YOUR ASSIGNMENT: Look for the word "Rafter" in the data below, and copy every line that holds it.

DATA UNDER STUDY:
——

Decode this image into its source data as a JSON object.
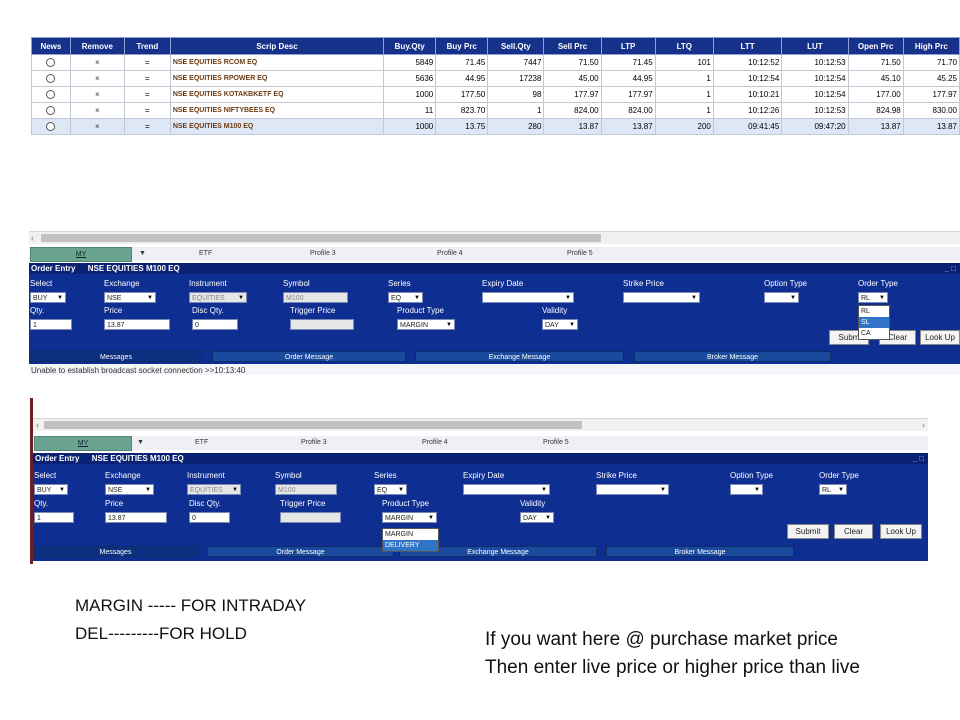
{
  "market_watch": {
    "columns": [
      "News",
      "Remove",
      "Trend",
      "Scrip Desc",
      "Buy.Qty",
      "Buy Prc",
      "Sell.Qty",
      "Sell Prc",
      "LTP",
      "LTQ",
      "LTT",
      "LUT",
      "Open Prc",
      "High Prc"
    ],
    "rows": [
      {
        "remove": "×",
        "trend": "=",
        "desc": "NSE EQUITIES RCOM EQ",
        "buy_qty": "5849",
        "buy_prc": "71.45",
        "sell_qty": "7447",
        "sell_prc": "71.50",
        "ltp": "71.45",
        "ltq": "101",
        "ltt": "10:12:52",
        "lut": "10:12:53",
        "open": "71.50",
        "high": "71.70"
      },
      {
        "remove": "×",
        "trend": "=",
        "desc": "NSE EQUITIES RPOWER EQ",
        "buy_qty": "5636",
        "buy_prc": "44.95",
        "sell_qty": "17238",
        "sell_prc": "45.00",
        "ltp": "44.95",
        "ltq": "1",
        "ltt": "10:12:54",
        "lut": "10:12:54",
        "open": "45.10",
        "high": "45.25"
      },
      {
        "remove": "×",
        "trend": "=",
        "desc": "NSE EQUITIES KOTAKBKETF EQ",
        "buy_qty": "1000",
        "buy_prc": "177.50",
        "sell_qty": "98",
        "sell_prc": "177.97",
        "ltp": "177.97",
        "ltq": "1",
        "ltt": "10:10:21",
        "lut": "10:12:54",
        "open": "177.00",
        "high": "177.97"
      },
      {
        "remove": "×",
        "trend": "=",
        "desc": "NSE EQUITIES NIFTYBEES EQ",
        "buy_qty": "11",
        "buy_prc": "823.70",
        "sell_qty": "1",
        "sell_prc": "824.00",
        "ltp": "824.00",
        "ltq": "1",
        "ltt": "10:12:26",
        "lut": "10:12:53",
        "open": "824.98",
        "high": "830.00"
      },
      {
        "remove": "×",
        "trend": "=",
        "desc": "NSE EQUITIES M100 EQ",
        "buy_qty": "1000",
        "buy_prc": "13.75",
        "sell_qty": "280",
        "sell_prc": "13.87",
        "ltp": "13.87",
        "ltq": "200",
        "ltt": "09:41:45",
        "lut": "09:47:20",
        "open": "13.87",
        "high": "13.87"
      }
    ]
  },
  "tabs": [
    "MY",
    "ETF",
    "Profile 3",
    "Profile 4",
    "Profile 5"
  ],
  "tab_dropdown": "▼",
  "scroll_left": "‹",
  "scroll_right": "›",
  "caret": "▼",
  "order_entry": {
    "title": "Order Entry",
    "scrip": "NSE EQUITIES M100 EQ",
    "window_controls": "_ □",
    "labels": {
      "select": "Select",
      "exchange": "Exchange",
      "instrument": "Instrument",
      "symbol": "Symbol",
      "series": "Series",
      "expiry": "Expiry Date",
      "strike": "Strike Price",
      "option_type": "Option Type",
      "order_type": "Order Type",
      "qty": "Qty.",
      "price": "Price",
      "disc_qty": "Disc Qty.",
      "trigger": "Trigger Price",
      "product_type": "Product Type",
      "validity": "Validity"
    },
    "values": {
      "select": "BUY",
      "exchange": "NSE",
      "instrument": "EQUITIES",
      "symbol": "M100",
      "series": "EQ",
      "order_type": "RL",
      "qty": "1",
      "price": "13.87",
      "disc_qty": "0",
      "product_type": "MARGIN",
      "validity": "DAY"
    },
    "order_type_options": [
      "RL",
      "SL",
      "CA"
    ],
    "product_type_options": [
      "MARGIN",
      "DELIVERY"
    ],
    "buttons": {
      "submit": "Submit",
      "submit_clipped": "Subm",
      "clear": "Clear",
      "clear_clipped": "Clear",
      "lookup": "Look Up"
    },
    "message_tabs": [
      "Messages",
      "Order Message",
      "Exchange Message",
      "Broker Message"
    ],
    "status_line": "Unable to establish broadcast socket connection >>10:13:40"
  },
  "notes": {
    "margin": "MARGIN -----   FOR INTRADAY",
    "del": "DEL---------FOR  HOLD",
    "tip_line1": "If you want here @ purchase market price",
    "tip_line2": "Then enter live price or higher price than live"
  },
  "colors": {
    "panel": "#0f2e92",
    "header": "#16318a",
    "active_tab": "#6aa38f",
    "highlight": "#2f74c7",
    "scrip_text": "#6b3a12"
  }
}
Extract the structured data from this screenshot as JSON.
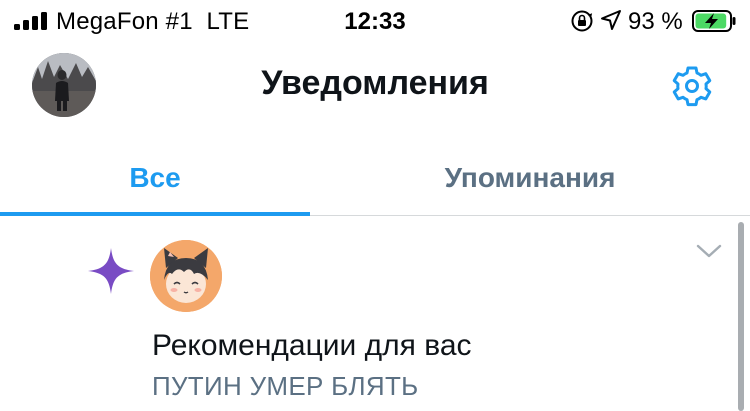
{
  "status_bar": {
    "carrier": "MegaFon #1",
    "network": "LTE",
    "time": "12:33",
    "battery_percent": "93 %",
    "battery_level": 0.93,
    "charging_color": "#4cd964"
  },
  "header": {
    "title": "Уведомления",
    "avatar_icon": "profile-photo",
    "settings_icon": "gear-icon"
  },
  "tabs": [
    {
      "label": "Все",
      "active": true
    },
    {
      "label": "Упоминания",
      "active": false
    }
  ],
  "notification": {
    "icon": "sparkle-icon",
    "title": "Рекомендации для вас",
    "subtitle": "ПУТИН УМЕР БЛЯТЬ"
  },
  "colors": {
    "accent": "#1d9bf0",
    "secondary_text": "#5b7083",
    "sparkle": "#794bc4"
  }
}
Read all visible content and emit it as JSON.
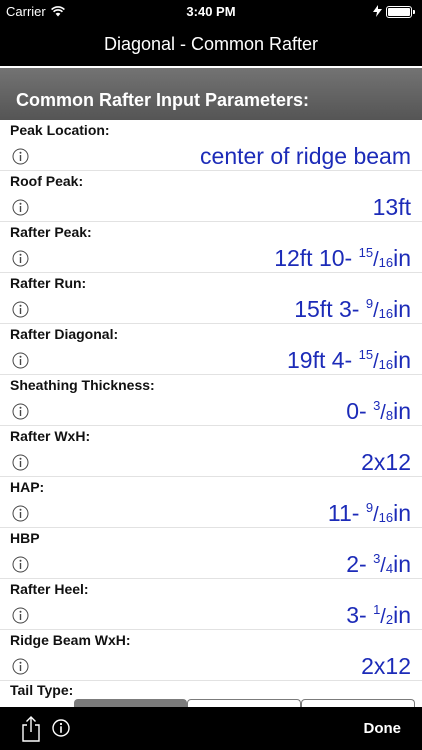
{
  "status_bar": {
    "carrier": "Carrier",
    "time": "3:40 PM",
    "icons": [
      "wifi-icon",
      "charging-icon",
      "battery-icon"
    ]
  },
  "nav_bar": {
    "title": "Diagonal - Common Rafter"
  },
  "section": {
    "title": "Common Rafter Input Parameters:"
  },
  "rows": [
    {
      "label": "Peak Location:",
      "value": "center of ridge beam"
    },
    {
      "label": "Roof Peak:",
      "value": "13ft"
    },
    {
      "label": "Rafter Peak:",
      "value_main": "12ft 10- ",
      "num": "15",
      "den": "16",
      "unit": "in"
    },
    {
      "label": "Rafter Run:",
      "value_main": "15ft 3- ",
      "num": "9",
      "den": "16",
      "unit": "in"
    },
    {
      "label": "Rafter Diagonal:",
      "value_main": "19ft 4- ",
      "num": "15",
      "den": "16",
      "unit": "in"
    },
    {
      "label": "Sheathing Thickness:",
      "value_main": "0- ",
      "num": "3",
      "den": "8",
      "unit": "in"
    },
    {
      "label": "Rafter WxH:",
      "value": "2x12"
    },
    {
      "label": "HAP:",
      "value_main": "11- ",
      "num": "9",
      "den": "16",
      "unit": "in"
    },
    {
      "label": "HBP",
      "value_main": "2- ",
      "num": "3",
      "den": "4",
      "unit": "in"
    },
    {
      "label": "Rafter Heel:",
      "value_main": "3- ",
      "num": "1",
      "den": "2",
      "unit": "in"
    },
    {
      "label": "Ridge Beam WxH:",
      "value": "2x12"
    }
  ],
  "tail_type": {
    "label": "Tail Type:"
  },
  "toolbar": {
    "done_label": "Done",
    "icons": [
      "share-icon",
      "info-icon"
    ]
  },
  "colors": {
    "value_text": "#1c2bb8",
    "bar_background": "#000000",
    "header_gray": "#636363"
  }
}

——

TASK OUTPUT:
    "title": "Diagonal - Common Rafter"
    "title": "Common Rafter Input Parameters:"
      "label": "Rafter Peak:",
      "label": "Rafter Run:",
      "label": "Rafter Diagonal:",
      "label": "Rafter WxH:",
      "label": "Rafter Heel:",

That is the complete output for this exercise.